Ultimately, whether to cover the gumbo while simmering depends on personal preference and the desired outcome. If you prefer a thicker and more robust gumbo, I would recommend leaving it uncovered. However, if you prefer a lighter and more liquid consistency, covering it may be the way to go. Experimenting with different techniques and finding what works best for you is the key to achieving a delicious gumbo every time.

Is it better to simmer with lid on or off?

Simmering with the lid on or off depends on the desired outcome of your dish. If you want to infuse the flavors and retain moisture, simmering with the lid on is preferred. The low pressure chamber created in the pot aids in the cooking process and ensures that the dish remains moist. However, if you desire a concentrated and rich flavor, simmering with the lid off is the way to go. Allowing the evaporated water to escape reduces the sauce, intensifying the flavors and creating a more flavorful result. Ultimately, it comes down to personal preference and the specific dish you are preparing.

How long do you let gumbo simmer?

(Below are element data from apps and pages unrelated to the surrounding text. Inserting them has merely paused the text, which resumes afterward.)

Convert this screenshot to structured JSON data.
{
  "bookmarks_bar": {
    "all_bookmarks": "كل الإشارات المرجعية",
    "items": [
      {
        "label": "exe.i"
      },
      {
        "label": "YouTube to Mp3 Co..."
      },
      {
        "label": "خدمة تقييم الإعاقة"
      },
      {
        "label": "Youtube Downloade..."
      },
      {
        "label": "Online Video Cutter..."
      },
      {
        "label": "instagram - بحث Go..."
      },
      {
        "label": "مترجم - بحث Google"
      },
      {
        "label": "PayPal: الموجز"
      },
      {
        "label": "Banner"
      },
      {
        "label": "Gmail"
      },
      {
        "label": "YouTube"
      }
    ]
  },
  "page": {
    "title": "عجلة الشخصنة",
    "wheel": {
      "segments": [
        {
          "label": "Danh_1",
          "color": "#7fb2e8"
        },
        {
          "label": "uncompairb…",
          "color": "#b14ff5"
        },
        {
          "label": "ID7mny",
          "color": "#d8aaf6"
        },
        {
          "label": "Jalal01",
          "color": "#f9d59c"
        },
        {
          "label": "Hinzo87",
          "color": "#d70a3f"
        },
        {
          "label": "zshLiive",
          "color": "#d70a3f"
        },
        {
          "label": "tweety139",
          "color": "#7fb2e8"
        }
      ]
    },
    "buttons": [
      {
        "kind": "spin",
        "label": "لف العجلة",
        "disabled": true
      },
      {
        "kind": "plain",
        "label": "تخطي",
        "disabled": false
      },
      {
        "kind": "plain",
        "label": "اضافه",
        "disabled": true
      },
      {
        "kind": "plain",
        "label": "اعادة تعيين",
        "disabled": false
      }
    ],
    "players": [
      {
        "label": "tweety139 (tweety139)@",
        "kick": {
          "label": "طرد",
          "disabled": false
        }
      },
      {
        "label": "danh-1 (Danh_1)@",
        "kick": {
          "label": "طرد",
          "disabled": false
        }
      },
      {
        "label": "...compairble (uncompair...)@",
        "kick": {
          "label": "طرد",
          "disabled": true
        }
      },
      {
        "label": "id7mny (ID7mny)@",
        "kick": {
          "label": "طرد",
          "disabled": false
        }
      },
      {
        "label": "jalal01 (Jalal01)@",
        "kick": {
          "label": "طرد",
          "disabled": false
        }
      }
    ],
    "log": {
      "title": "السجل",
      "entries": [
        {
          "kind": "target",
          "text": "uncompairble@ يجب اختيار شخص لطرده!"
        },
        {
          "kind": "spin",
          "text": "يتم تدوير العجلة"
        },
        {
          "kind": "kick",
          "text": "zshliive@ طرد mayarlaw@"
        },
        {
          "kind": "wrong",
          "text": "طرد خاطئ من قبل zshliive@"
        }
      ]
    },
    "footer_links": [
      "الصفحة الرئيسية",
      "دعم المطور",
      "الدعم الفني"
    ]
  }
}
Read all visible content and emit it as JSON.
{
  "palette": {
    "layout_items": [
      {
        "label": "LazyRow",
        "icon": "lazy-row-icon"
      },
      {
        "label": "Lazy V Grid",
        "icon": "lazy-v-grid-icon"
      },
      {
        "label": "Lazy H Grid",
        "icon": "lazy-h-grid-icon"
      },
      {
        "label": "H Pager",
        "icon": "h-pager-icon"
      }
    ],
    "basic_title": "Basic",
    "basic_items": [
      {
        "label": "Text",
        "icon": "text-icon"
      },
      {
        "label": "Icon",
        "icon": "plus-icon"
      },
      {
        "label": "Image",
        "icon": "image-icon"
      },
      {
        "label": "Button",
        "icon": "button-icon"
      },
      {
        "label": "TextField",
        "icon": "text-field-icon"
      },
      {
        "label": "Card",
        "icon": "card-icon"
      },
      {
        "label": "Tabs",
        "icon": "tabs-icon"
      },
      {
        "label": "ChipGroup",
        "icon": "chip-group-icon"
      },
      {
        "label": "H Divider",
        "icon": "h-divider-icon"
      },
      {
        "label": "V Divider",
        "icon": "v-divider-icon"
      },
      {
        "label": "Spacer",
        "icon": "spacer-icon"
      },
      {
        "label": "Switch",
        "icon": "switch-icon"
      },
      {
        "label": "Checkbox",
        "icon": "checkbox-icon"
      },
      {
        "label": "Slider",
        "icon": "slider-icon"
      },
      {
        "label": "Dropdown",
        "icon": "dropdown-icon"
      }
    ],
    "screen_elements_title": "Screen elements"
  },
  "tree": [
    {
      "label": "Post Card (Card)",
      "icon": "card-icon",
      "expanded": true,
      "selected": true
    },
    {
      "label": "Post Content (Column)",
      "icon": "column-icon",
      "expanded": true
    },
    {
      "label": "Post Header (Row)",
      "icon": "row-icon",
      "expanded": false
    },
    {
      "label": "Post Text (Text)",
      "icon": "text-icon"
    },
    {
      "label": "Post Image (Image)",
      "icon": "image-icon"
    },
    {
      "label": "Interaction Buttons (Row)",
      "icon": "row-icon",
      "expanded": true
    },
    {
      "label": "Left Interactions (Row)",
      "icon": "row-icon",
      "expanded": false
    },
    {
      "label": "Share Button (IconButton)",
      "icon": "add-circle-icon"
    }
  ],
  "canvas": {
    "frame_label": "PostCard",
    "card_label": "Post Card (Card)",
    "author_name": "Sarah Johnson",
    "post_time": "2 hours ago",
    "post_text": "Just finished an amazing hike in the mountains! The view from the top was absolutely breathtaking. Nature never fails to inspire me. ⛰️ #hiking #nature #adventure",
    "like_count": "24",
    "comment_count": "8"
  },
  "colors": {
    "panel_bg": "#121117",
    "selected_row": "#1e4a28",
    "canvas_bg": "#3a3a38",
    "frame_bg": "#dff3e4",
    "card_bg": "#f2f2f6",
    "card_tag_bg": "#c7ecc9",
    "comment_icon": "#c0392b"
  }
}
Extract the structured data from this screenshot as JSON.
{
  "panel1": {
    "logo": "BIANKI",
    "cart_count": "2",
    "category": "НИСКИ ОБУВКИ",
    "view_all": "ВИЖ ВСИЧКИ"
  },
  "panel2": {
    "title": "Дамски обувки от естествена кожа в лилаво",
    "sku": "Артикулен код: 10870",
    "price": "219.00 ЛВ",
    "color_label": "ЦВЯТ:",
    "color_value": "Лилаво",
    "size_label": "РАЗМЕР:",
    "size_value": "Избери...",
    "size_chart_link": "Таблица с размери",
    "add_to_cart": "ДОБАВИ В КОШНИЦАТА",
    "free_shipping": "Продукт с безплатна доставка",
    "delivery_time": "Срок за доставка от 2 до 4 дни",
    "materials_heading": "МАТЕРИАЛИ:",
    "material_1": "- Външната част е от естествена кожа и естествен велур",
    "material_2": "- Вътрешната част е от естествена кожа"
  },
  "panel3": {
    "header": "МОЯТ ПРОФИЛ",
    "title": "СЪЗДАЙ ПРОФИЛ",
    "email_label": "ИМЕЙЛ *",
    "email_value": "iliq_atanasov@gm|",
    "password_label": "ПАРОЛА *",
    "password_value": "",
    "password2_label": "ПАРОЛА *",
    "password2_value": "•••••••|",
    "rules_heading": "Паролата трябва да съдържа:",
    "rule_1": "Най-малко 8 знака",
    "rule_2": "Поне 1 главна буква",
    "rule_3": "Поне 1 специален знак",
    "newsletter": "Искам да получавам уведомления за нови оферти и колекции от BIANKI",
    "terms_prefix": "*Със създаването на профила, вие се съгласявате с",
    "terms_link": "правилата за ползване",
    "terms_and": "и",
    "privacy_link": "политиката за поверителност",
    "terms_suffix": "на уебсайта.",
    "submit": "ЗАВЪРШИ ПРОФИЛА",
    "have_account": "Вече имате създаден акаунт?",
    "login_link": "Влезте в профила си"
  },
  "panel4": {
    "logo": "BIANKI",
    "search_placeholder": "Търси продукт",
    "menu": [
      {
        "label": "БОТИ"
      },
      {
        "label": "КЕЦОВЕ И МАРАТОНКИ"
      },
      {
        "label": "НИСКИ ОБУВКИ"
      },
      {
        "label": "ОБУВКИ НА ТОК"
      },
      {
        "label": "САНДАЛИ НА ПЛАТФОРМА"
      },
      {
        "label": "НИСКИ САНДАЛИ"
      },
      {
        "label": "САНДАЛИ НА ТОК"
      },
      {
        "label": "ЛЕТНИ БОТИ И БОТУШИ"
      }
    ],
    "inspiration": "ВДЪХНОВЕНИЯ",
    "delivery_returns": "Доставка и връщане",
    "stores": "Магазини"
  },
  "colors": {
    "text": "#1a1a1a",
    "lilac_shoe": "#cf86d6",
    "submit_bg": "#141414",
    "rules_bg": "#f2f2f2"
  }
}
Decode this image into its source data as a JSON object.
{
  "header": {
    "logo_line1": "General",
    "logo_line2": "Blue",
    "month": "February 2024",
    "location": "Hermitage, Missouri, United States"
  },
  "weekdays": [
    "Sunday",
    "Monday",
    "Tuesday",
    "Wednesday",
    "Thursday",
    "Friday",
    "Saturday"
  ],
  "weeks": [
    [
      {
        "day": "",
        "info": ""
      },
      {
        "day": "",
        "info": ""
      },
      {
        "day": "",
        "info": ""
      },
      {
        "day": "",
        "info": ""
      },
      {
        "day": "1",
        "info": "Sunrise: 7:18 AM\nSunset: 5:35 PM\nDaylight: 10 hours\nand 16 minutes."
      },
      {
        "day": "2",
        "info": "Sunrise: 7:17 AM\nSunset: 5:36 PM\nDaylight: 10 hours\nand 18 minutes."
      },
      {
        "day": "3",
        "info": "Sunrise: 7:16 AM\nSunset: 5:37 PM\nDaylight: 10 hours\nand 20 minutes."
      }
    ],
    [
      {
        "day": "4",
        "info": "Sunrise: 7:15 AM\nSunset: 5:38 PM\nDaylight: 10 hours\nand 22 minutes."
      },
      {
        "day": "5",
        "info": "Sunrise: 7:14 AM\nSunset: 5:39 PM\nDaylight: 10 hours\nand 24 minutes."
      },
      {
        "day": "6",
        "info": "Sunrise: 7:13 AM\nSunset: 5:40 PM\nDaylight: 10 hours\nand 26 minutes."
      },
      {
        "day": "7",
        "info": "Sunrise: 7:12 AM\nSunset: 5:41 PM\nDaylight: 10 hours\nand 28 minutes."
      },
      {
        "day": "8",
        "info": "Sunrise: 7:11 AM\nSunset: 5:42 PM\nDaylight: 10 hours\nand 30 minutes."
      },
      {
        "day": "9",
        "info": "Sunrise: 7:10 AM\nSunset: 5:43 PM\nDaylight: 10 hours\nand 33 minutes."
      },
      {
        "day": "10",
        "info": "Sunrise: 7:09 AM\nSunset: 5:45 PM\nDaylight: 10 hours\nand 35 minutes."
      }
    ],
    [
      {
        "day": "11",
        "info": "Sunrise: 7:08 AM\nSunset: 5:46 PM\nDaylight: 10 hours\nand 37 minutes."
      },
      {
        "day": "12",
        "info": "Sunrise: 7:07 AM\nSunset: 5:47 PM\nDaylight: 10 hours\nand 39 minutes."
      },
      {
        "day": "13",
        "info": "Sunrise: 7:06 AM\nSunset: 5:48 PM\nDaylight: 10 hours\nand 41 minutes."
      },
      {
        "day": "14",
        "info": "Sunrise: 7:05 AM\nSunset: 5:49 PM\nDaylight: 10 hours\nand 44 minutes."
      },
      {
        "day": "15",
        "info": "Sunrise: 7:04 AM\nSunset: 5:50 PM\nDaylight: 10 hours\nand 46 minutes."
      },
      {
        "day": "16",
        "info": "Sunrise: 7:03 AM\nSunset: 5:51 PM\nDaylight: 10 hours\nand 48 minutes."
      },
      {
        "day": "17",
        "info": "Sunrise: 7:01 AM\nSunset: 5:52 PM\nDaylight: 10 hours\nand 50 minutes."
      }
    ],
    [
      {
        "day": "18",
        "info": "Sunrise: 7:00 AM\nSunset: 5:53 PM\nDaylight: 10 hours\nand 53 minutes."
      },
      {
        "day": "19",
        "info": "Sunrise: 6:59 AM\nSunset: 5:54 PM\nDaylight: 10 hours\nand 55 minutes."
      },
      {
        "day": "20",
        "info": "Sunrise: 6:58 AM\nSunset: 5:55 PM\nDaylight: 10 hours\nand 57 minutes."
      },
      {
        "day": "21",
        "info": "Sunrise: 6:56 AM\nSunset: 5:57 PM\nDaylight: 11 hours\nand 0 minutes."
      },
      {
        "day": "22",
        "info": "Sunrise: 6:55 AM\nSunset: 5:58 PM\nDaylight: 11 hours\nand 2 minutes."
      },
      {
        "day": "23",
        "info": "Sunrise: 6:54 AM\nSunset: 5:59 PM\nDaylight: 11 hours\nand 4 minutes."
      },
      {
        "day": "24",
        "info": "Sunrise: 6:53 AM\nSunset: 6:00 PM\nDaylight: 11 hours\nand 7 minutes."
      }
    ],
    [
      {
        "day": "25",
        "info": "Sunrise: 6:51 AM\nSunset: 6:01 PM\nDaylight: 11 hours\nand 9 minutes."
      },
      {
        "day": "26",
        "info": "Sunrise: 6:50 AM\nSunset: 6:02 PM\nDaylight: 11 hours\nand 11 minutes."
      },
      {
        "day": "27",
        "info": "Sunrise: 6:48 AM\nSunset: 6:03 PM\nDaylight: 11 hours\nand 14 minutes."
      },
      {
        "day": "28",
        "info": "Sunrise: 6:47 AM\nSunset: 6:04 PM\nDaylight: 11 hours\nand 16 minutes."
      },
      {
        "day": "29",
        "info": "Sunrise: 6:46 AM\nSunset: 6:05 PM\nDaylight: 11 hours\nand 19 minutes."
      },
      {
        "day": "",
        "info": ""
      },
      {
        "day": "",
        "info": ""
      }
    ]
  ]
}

To achieve the rich flavors and enticing aromas of gumbo, it is recommended to let the dish simmer for at least three hours. This ample cooking time allows all the ingredients to meld together and develop a harmonious taste. Towards the end of the simmering process, shellfish and unique spices are added for their final touch, infusing the gumbo with a burst of delightful flavors. For those looking to add an extra layer of depth, filé powder can be sprinkled on the gumbo after removing it from heat, enhancing the overall taste experience.

Should I cover my soup while simmering?

The decision to cover your soup while simmering ultimately depends on your desired outcome. If you want a thicker and more flavorful soup, leaving the lid off allows for faster evaporation, intensifying the flavors. However, if you prefer a more co-mingled broth and want your ingredients to be fully cooked, it may be beneficial to cover the soup, as this reduces the rate of evaporation and allows the flavors to meld together.

Share this post on social!

Leave a Reply

Your email address will not be published. Required fields are marked *